What is the longest river in Scotland
The longest river in Scotland is the River Tay. The Tay is easily accessible via the cities of Perth and Dundee in the aptly named Tayside region of Scotland. While the mouth of the Tay can be found near Dundee, emptying into the North Sea, this Scottish river actually begins at its source on the opposite side of the country. The beginning of the longest river in Scotland can be found slightly south of Ben Nevis, at the mountain peak, Stob Ghabhar. This peak is an approximately 46-mile drive southeast of Fort William in western Scotland. The second longest river in Scotland is the River Spey which winds throughout central Scotland. This is followed closely by the Clyde which begins in South Lanarkshire and flows north through the city of Glasgow and into the Firth of Clyde.
Where will you find the most beautiful Rivers in Scotland?
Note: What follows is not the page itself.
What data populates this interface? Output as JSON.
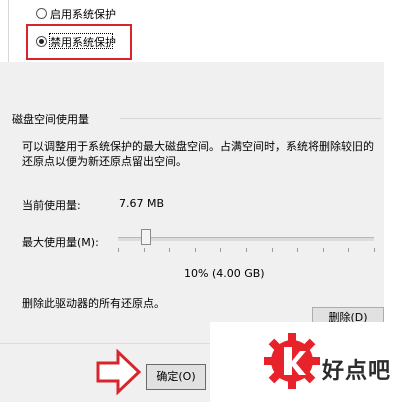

Deciding which rivers in Scotland are the most beautiful is completely subjective of course, so the best way to find out would be to visit as many as possible. However, there are a lot of rivers in Scotland and visiting them all would be an impressive undertaking. From our years giving tours, we can say for certain that some of the most beautiful rivers in Scotland are those mentioned in this blog so far. To re-cap, the River Spey, surrounded by the beautiful mountainous scenery of the Cairngorms and speckled on either side by rural distilleries is undoubtedly one of the most beautiful rivers in Scotland. We are also very fond of our local River Ness; this one is hard to miss while up visiting the Highland capital of Inverness. The beautiful drive along the banks of the River Ness towards Loch Ness is captivating and very popular with tourists. The Ness Islands towards the south of Inverness are also a beautiful walking route across the river.
Beautiful rivers in Scotland for nature lovers: Affric
Other beautiful rivers we are yet to mention include the River Affric, River Findhorn, and River Conon. The River Affric is found between Inverness and the Isle of Skye flowing through the gorgeous Glen Affric nature reserve. The staggering views found along the River Affric are ideal for nature lovers.
Beautiful Rivers of Scotland: Findhorn
The River Findhorn is found flowing between the regions of Moray and the Highlands. Along the River Findhorn you can stop at Dulsie Bridge for beautiful river views. Moreover, at the mouth of the River Findhorn is the Findhorn Foundation, a thriving ecovillage community which will leave you feeling inspired.
Fishing Rivers in Scotland: Conon
Lastly is the River Conon which can be found when travelling north of Inverness towards Dornoch and Dunrobin Castle. This river is popular for salmon and seatrout fishing.
We highly recommend looking out for these beautiful rivers while visiting Scotland. If you’d like to see some of these Scottish rivers amongst many other popular Scottish sites, why not book a tour with us? As well as seeing the River Spey on our Speyside Whisky Day Tours, or the River Ness on our Culloden Battlefield and Loch Ness Tour, you can arrange a private tour with us and arrange your own itinerary. If you’re interested in Scottish rivers and wildlife, we can help you plan the perfect tour. Get in touch today or book your next tour with us online.